Otherwise known as AdBlue (the marketing name), diesel exhaust fluid which helps to reduce nitrogen oxide emissions is the result of ever-tightening emissions laws in Europe.
Diesel exhaust fluid which is more commonly known as AdBlue arrived with the roll out of Euro6 emissions standards in 2014. And the name? Well, that was a sexy idea by the German Association of the Automotive Industries (VDA) which trademarked the name, AdBlue.
Diesel vehicles offer strong performance, but the downside is that they emit more cancer-causing nitrogen oxide than petrol engines. And, so, knowing the requirements of Euro6 (2014) car makers set about developing a system to reduce nitrogen oxide emissions. AdBlue (diesel exhaust fluid) delivered via a Selective Catalytic Reduction system was the result.

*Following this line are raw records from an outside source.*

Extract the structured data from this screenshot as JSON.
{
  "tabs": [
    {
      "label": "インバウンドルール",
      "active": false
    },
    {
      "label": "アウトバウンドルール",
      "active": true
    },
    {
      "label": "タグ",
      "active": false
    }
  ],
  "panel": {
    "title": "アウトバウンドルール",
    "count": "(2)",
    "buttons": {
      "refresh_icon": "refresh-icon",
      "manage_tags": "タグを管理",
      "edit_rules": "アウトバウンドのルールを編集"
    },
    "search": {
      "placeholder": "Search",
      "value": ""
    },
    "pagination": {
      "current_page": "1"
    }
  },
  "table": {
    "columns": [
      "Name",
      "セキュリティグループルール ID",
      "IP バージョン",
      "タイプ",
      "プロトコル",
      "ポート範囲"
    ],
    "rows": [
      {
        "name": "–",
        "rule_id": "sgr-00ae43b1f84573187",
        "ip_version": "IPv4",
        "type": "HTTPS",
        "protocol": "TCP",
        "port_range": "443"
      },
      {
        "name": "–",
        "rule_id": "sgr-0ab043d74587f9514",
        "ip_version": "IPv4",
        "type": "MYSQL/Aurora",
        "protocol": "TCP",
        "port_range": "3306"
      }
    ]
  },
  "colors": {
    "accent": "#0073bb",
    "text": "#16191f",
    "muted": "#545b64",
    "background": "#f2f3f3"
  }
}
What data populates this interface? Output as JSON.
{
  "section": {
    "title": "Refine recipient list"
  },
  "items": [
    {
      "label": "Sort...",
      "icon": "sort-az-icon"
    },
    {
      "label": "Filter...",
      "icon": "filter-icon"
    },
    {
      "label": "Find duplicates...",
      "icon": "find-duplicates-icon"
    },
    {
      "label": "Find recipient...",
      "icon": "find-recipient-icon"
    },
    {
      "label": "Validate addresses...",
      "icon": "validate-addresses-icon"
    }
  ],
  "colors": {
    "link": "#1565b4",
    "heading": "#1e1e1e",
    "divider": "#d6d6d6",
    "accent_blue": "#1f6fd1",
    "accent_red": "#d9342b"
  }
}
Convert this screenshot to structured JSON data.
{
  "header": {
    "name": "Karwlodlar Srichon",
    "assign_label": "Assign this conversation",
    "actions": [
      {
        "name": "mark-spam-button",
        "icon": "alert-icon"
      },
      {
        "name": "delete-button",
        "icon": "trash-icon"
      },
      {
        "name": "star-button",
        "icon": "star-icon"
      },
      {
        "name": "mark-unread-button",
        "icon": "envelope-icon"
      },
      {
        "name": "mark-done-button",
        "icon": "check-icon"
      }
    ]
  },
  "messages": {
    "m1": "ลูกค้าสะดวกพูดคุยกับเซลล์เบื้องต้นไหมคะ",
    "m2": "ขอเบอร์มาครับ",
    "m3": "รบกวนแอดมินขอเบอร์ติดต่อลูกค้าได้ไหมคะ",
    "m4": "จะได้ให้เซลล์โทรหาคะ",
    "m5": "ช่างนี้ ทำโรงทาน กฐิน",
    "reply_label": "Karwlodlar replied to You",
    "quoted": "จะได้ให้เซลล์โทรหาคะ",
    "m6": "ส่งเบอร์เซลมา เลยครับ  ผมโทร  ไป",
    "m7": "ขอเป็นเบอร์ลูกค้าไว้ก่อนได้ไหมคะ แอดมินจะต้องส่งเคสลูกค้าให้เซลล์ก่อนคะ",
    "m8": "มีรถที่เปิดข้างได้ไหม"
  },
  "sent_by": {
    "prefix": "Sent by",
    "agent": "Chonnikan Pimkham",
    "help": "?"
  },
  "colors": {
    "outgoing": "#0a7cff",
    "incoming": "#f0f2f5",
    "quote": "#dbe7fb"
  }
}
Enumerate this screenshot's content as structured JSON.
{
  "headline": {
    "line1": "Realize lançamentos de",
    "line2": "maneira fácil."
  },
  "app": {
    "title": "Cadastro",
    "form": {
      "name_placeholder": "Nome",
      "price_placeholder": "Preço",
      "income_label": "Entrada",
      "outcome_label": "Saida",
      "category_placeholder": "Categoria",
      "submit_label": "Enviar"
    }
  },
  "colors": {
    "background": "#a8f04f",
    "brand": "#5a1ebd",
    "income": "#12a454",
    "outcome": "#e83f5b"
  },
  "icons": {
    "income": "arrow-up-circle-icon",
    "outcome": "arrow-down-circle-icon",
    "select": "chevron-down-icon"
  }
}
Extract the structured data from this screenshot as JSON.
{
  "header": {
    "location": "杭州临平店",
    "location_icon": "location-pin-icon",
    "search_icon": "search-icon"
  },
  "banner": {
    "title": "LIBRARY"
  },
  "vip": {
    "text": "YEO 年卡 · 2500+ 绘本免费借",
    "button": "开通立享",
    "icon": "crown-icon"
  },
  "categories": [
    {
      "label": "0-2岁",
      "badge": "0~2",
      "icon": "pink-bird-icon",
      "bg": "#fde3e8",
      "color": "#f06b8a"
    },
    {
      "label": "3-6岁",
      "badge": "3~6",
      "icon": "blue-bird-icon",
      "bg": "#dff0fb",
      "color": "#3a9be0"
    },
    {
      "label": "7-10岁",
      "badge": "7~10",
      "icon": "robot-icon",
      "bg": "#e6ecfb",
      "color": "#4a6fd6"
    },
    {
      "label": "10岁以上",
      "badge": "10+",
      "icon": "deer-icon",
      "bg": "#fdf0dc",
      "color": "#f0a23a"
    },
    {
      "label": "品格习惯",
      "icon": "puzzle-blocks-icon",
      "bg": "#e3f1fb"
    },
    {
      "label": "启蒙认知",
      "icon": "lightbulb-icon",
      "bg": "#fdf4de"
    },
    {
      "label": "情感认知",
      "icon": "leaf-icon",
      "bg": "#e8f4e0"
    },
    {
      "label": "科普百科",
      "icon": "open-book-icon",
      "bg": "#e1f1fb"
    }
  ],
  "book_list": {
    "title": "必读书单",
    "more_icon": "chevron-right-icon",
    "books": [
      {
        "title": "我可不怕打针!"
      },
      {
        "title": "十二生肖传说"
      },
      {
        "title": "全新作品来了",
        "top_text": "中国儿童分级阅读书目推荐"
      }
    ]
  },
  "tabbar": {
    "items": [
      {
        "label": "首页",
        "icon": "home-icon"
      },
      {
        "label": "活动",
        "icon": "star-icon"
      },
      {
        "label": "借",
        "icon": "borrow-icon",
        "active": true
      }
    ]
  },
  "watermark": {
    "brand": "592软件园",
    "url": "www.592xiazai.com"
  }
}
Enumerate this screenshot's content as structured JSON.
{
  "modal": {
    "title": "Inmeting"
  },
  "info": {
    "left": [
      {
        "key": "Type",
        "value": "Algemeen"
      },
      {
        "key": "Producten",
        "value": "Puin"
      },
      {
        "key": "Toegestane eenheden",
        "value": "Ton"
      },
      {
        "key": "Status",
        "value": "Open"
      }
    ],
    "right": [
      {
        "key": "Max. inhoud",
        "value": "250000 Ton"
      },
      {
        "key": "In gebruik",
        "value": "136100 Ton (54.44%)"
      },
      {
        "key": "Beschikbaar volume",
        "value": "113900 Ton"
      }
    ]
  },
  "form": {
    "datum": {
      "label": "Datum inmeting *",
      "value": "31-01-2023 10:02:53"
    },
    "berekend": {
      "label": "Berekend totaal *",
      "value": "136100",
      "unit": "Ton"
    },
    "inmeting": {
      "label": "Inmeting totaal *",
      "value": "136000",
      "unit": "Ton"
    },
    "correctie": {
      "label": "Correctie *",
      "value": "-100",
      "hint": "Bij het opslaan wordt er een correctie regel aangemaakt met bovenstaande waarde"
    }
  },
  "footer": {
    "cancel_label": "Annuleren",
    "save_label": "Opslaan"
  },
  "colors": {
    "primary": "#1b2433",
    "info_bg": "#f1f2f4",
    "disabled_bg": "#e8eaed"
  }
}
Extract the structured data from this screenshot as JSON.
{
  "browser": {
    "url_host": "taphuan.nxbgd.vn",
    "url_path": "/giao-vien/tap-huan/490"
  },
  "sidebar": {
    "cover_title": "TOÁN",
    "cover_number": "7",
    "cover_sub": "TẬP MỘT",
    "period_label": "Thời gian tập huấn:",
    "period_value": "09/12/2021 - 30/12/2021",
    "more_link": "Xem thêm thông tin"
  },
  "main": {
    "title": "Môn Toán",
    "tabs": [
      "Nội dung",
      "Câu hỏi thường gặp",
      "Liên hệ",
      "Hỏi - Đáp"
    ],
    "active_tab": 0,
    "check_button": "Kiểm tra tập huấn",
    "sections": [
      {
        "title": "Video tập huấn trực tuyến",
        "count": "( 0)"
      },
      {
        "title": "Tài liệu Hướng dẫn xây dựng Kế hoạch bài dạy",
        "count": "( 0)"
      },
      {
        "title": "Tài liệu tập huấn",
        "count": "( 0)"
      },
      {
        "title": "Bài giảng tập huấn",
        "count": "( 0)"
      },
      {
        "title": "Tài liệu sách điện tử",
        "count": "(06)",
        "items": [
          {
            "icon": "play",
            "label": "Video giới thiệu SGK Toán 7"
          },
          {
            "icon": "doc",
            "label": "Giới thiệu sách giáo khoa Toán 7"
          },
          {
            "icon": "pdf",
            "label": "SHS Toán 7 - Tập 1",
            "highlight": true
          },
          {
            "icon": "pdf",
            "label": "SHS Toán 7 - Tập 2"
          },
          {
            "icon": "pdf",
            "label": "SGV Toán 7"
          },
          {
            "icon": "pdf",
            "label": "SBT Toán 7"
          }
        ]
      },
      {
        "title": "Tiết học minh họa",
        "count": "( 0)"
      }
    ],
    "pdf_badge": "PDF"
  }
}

What Is AdBlue?
Used in diesel vehicles, AdBlue (or diesel exhaust fluid) works together with a Selective Catalytic Reduction (SCR) system. As a concoction, AdBlue is nothing more than urea and deionised water; the actual levels are around 32.5% automotive-grade urea (not agricultural grade stuff) and 67.5% deionised water.
AdBlue is stored in a separate tank to your vehicle’s diesel fuel – there’s usually an AdBlue filler cap next to your diesel filler cap (the nozzles for both are different – 19mm for AdBlue and 22mm for diesel). Don’t be tempted to add AdBlue directly into your fuel tank.
Why do we need it?
Car makers are able to build a diesel engine that can burn off almost all of the soot being produced and pumped out the tailpipe via a diesel particulate filter. But the by-product of this excessive amounts of cancer-causing nitrogen oxides being pumped out the tailpipe.
How does it work?
AdBlue is squirted into the exhaust pipe which causes the urea to decompose and convert into ammonia and carbon dioxide (yep, excessive carbon dioxide emissions are also harmful for the environment, but…). Once this hits the SCR the ammonia reduces the nitrogen oxides to nitrogen and water vapour. This process removes around 90% of the nitrogen oxide emissions.
How Long Does A Tank Last?
Most AdBlue tanks will offer, in general driving, up to 10,000km of range before needing to be filled but we’ve heard stories of those who tow only getting around half that range. In general driving, expect to use around 1-2L of AdBlue per 1000km travelled. A tank generally holds less than 20L of fluid.
What happens if I run out?
While your vehicle will continue to run if you run out while driving, it won’t allow a restart once you’ve switched off the ignition.
Does it Freeze?
Yes, and you can’t add anti-freeze agents to it as the sensors are sensitive to anything that isn’t pure diesel exhaust fluid. DEF will remain a liquid up to around -11 degrees C.
Where Do I Buy AdBlue?
You can purchase the stuff in bottles from auto accessories shops and some petrol stations are offering it for passenger vehicles in addition to the truck AdBlue bowsers.
Do I really need AdBlue?
Well, that depends on whether you want your diesel 4X4 belching out cancer-causing nitrogen oxides. This is a product that does a good thing, so, why would you blank off the lines. More than that, the AdBlue will crystallise in the tank if it’s not used and so you’ll need to replace the tank and likely the lines too. So, yes, you, me and the world needs you to leave your AdBlue tank working on your 4×4.